Your answer must contain each line of the listing in which "last" appears, copied in full.

Content starts

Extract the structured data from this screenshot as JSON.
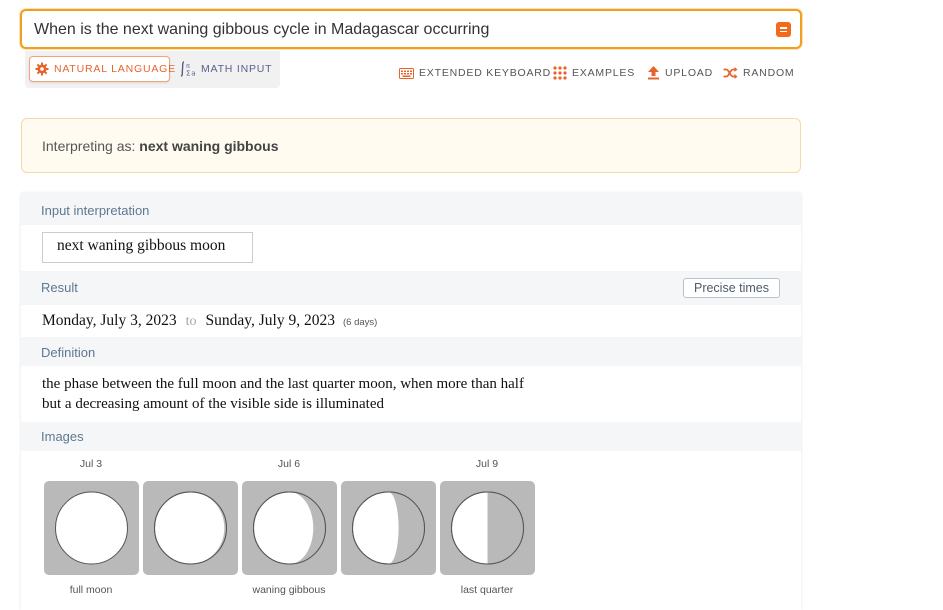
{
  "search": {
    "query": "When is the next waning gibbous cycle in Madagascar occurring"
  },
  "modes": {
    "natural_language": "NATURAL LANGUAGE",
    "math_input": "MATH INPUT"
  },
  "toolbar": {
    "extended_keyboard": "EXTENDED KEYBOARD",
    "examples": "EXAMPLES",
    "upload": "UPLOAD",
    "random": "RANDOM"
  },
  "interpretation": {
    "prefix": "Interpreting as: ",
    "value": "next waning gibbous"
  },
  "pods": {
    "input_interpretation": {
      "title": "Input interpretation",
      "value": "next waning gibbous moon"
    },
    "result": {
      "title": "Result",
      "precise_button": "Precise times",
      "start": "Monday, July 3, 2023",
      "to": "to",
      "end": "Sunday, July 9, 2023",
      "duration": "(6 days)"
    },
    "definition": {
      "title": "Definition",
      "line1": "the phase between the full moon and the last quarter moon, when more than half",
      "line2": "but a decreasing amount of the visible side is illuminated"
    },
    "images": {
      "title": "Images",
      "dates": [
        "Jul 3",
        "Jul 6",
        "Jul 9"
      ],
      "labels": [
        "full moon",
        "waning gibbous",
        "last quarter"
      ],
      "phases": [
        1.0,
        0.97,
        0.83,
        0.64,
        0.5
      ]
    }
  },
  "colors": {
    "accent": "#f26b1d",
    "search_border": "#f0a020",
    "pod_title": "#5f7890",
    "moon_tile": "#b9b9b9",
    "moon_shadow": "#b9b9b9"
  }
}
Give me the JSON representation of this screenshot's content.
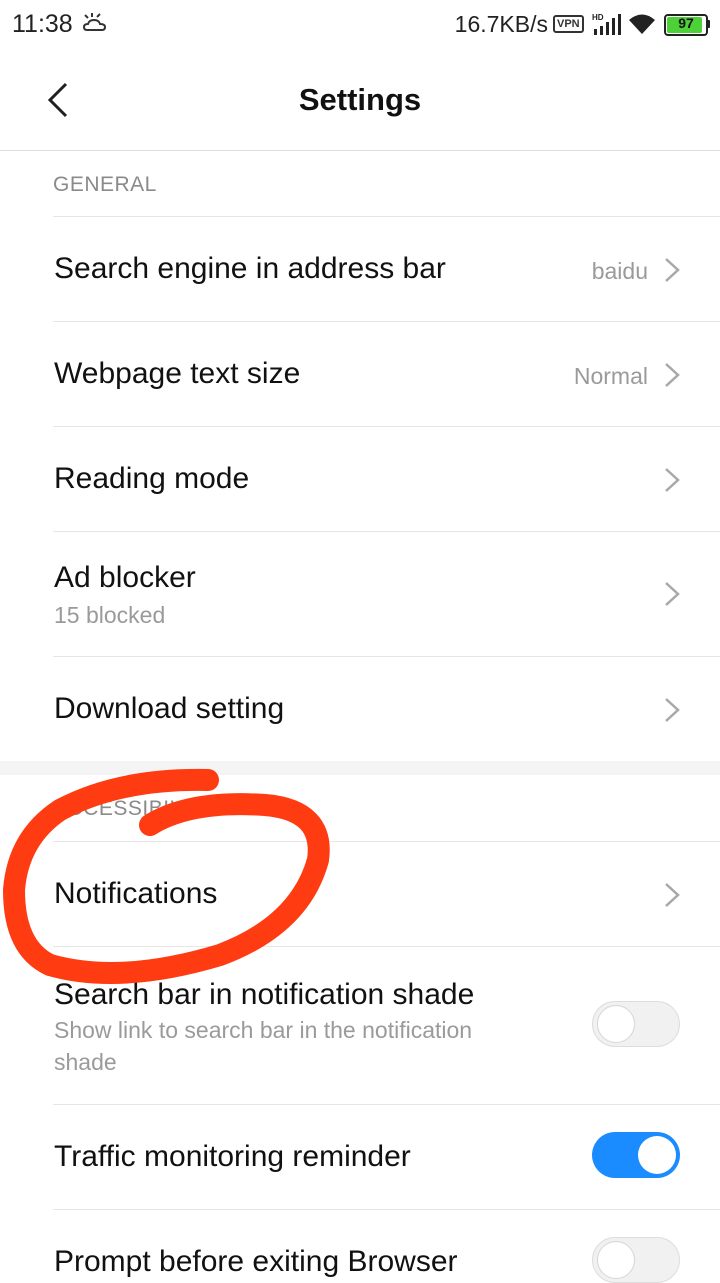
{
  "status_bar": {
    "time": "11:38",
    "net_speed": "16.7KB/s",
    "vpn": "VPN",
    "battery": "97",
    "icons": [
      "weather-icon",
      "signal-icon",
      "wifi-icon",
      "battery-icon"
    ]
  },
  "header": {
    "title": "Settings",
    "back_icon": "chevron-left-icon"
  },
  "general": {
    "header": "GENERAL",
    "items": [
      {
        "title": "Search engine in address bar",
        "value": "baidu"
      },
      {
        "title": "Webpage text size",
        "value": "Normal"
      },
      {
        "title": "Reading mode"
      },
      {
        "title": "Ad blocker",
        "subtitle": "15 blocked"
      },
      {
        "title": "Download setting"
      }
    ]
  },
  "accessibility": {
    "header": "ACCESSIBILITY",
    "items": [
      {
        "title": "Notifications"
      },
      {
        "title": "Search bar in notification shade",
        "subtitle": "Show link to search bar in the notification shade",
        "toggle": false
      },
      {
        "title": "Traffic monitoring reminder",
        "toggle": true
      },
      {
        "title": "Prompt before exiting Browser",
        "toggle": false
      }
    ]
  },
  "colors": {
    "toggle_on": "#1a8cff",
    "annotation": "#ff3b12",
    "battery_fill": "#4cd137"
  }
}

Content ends
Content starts

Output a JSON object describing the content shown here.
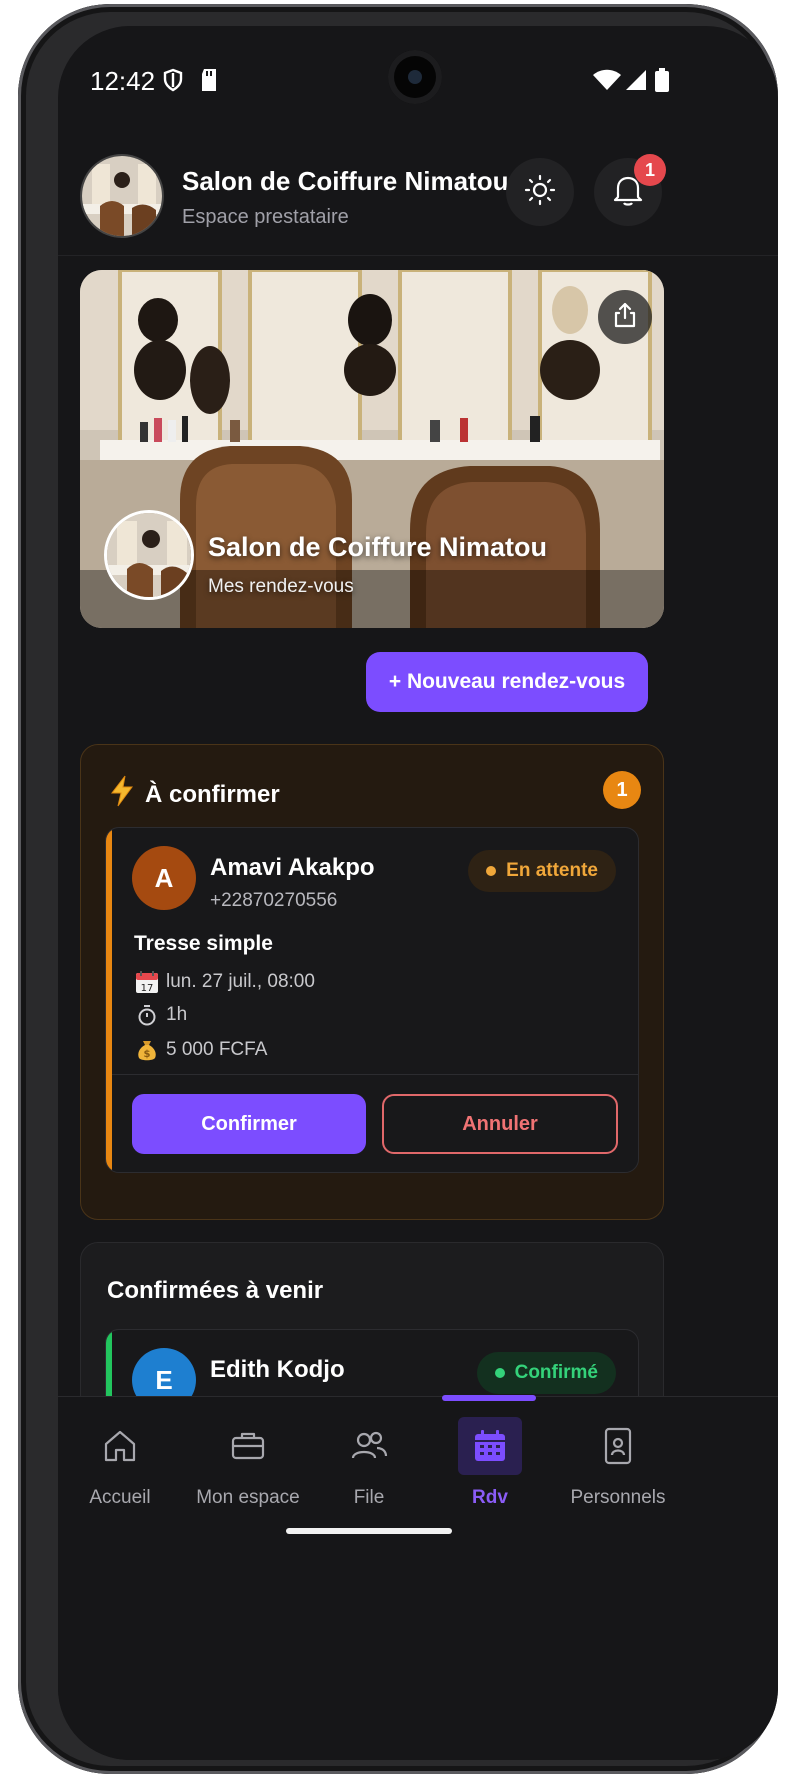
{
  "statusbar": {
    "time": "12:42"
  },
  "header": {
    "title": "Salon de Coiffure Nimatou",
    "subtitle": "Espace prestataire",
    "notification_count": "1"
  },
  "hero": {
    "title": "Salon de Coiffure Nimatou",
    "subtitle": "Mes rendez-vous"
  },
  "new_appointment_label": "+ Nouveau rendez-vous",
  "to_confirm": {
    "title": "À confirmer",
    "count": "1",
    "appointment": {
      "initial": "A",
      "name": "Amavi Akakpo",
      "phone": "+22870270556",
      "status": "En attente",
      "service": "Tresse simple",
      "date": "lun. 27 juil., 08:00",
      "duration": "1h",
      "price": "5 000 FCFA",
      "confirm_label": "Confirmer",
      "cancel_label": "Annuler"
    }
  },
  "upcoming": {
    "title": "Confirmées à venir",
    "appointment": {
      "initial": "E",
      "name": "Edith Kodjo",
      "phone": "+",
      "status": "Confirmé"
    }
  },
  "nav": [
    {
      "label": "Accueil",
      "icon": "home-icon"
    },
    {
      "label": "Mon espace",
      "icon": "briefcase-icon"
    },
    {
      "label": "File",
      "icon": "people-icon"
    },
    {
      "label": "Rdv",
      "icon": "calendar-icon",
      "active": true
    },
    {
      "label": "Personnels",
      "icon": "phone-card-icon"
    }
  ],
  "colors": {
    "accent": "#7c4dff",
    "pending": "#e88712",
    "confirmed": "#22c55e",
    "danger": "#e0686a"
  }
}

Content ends

Reply to the exercise
      "line1": "the phase between the full moon and the last quarter moon, when more than half",
        "last quarter"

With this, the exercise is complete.